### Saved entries
=-=-=-=-=

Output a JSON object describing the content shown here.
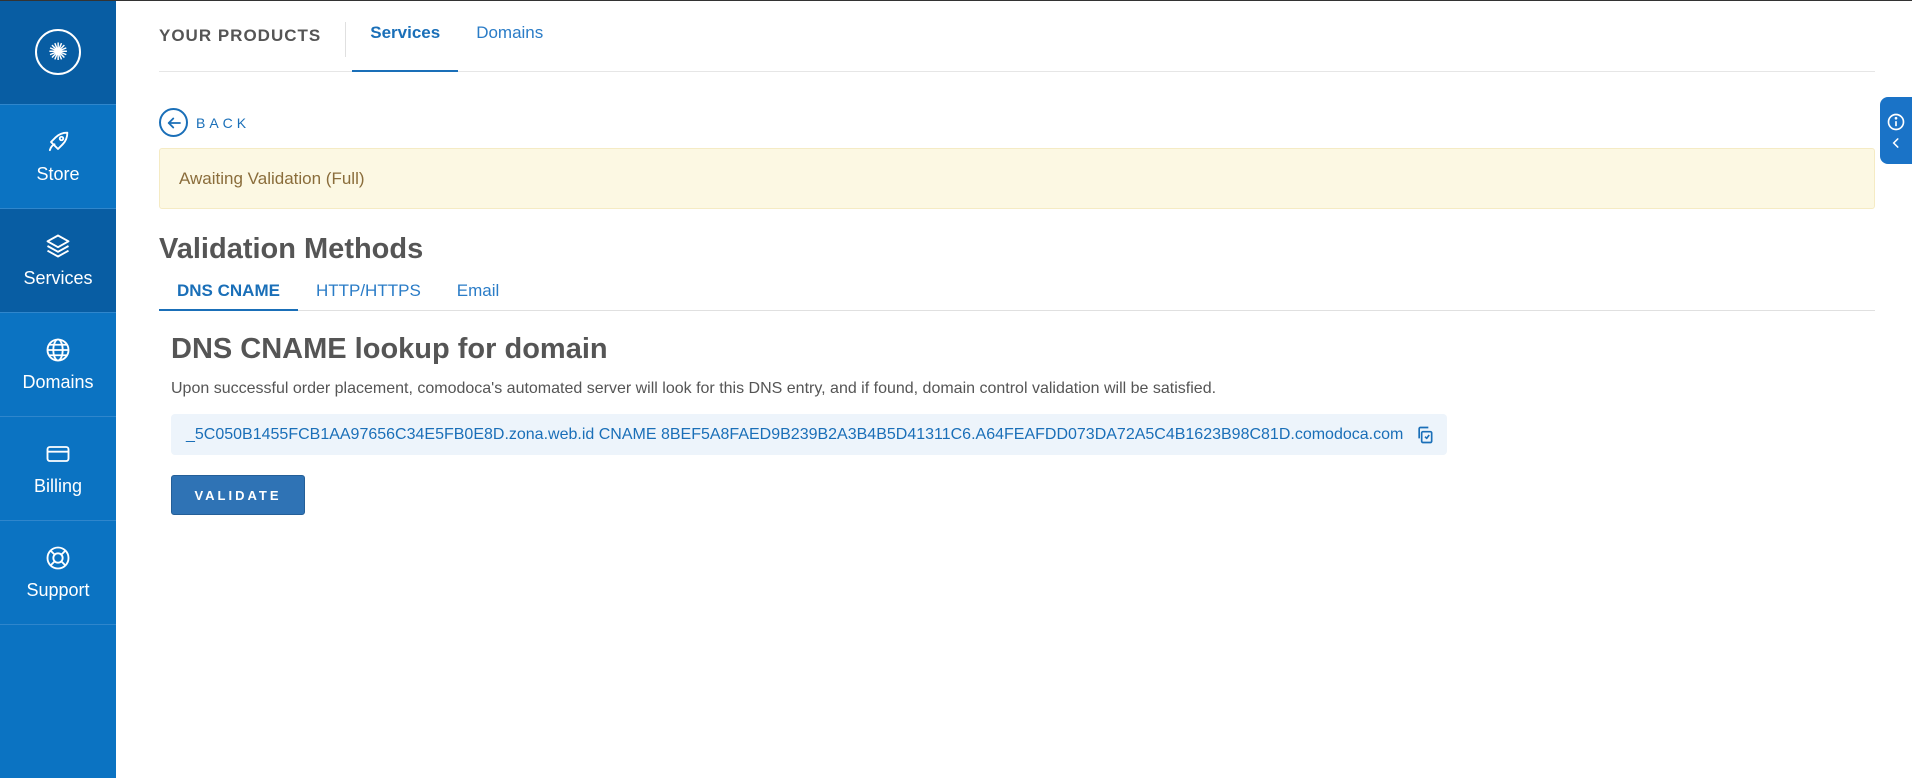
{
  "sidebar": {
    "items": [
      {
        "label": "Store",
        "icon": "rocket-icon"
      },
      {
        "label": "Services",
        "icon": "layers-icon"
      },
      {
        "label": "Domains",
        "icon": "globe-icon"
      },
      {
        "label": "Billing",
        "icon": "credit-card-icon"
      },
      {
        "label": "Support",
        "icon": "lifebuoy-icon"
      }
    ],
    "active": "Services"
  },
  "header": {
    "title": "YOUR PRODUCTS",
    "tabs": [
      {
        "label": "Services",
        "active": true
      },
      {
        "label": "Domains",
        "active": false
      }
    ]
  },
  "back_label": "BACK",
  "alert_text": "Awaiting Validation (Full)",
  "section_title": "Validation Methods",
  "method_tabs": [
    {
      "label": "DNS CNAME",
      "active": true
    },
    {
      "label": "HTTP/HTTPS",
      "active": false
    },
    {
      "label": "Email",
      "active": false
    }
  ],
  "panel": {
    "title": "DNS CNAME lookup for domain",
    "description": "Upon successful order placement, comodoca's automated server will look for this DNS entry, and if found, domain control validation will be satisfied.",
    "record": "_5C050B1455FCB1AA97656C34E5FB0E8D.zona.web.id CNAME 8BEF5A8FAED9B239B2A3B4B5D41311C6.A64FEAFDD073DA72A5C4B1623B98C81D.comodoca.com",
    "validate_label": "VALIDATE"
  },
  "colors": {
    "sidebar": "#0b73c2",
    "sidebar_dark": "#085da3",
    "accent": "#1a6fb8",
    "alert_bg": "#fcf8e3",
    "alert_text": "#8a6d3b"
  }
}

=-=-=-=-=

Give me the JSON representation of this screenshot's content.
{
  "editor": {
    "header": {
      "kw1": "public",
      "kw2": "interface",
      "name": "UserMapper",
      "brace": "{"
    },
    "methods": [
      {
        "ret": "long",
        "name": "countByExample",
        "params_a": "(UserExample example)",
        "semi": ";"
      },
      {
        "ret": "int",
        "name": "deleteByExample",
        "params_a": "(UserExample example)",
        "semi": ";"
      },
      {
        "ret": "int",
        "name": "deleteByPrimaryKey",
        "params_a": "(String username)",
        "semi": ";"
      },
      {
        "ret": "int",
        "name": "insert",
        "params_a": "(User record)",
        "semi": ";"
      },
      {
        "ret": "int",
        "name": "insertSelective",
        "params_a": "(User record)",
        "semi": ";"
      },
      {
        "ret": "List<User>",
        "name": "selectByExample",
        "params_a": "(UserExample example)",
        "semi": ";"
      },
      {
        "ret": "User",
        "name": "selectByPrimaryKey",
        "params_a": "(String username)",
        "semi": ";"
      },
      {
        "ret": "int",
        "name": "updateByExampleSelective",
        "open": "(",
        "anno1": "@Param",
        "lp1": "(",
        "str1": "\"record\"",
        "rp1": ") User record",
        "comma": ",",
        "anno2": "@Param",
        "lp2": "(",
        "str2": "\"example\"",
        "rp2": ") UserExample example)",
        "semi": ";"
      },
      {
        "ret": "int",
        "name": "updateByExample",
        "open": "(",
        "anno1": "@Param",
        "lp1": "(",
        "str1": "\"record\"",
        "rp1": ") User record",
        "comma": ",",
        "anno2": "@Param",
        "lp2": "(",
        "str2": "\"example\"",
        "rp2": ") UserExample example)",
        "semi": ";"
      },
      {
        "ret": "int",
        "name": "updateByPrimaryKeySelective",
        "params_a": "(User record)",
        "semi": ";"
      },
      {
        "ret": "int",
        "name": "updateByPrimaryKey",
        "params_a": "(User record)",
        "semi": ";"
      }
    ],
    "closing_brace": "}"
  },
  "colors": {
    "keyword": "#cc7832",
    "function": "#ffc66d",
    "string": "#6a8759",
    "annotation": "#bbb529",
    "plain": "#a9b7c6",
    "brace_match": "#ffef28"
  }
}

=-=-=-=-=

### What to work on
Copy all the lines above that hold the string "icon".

### Exercise result
        "icon": "rocket-icon"
        "icon": "layers-icon"
        "icon": "globe-icon"
        "icon": "credit-card-icon"
        "icon": "lifebuoy-icon"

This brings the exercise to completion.